Print each entry as it appears. Images stay out of the copy.

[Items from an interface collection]
#####
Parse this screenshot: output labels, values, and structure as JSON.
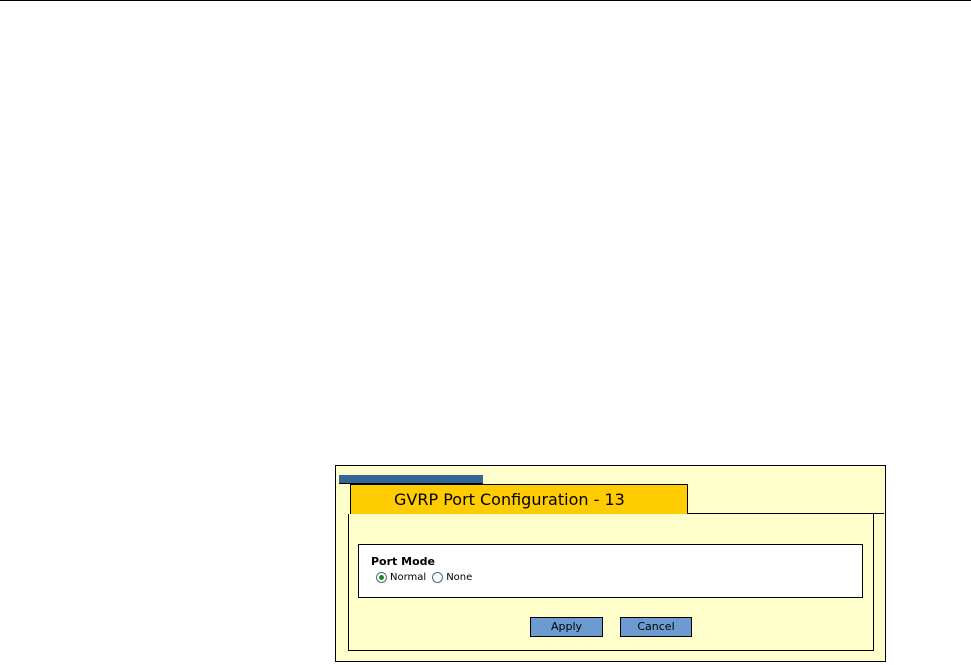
{
  "dialog": {
    "title": "GVRP Port Configuration - 13",
    "port_mode": {
      "label": "Port Mode",
      "options": [
        {
          "label": "Normal",
          "selected": true
        },
        {
          "label": "None",
          "selected": false
        }
      ]
    },
    "buttons": {
      "apply_label": "Apply",
      "cancel_label": "Cancel"
    }
  },
  "colors": {
    "panel_bg": "#ffffcc",
    "title_tab_bg": "#ffcc00",
    "strip": "#336699",
    "button_bg": "#6b9bd1",
    "radio_selected": "#1a8a1a"
  }
}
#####
* _RESPONSE BELOW_:
Parse this screenshot: output labels, values, and structure as JSON.
{
  "dialog": {
    "title": "GVRP Port Configuration - 13",
    "port_mode": {
      "label": "Port Mode",
      "options": [
        {
          "label": "Normal",
          "selected": true
        },
        {
          "label": "None",
          "selected": false
        }
      ]
    },
    "buttons": {
      "apply_label": "Apply",
      "cancel_label": "Cancel"
    }
  },
  "colors": {
    "panel_bg": "#ffffcc",
    "title_tab_bg": "#ffcc00",
    "strip": "#336699",
    "button_bg": "#6b9bd1",
    "radio_selected": "#1a8a1a"
  }
}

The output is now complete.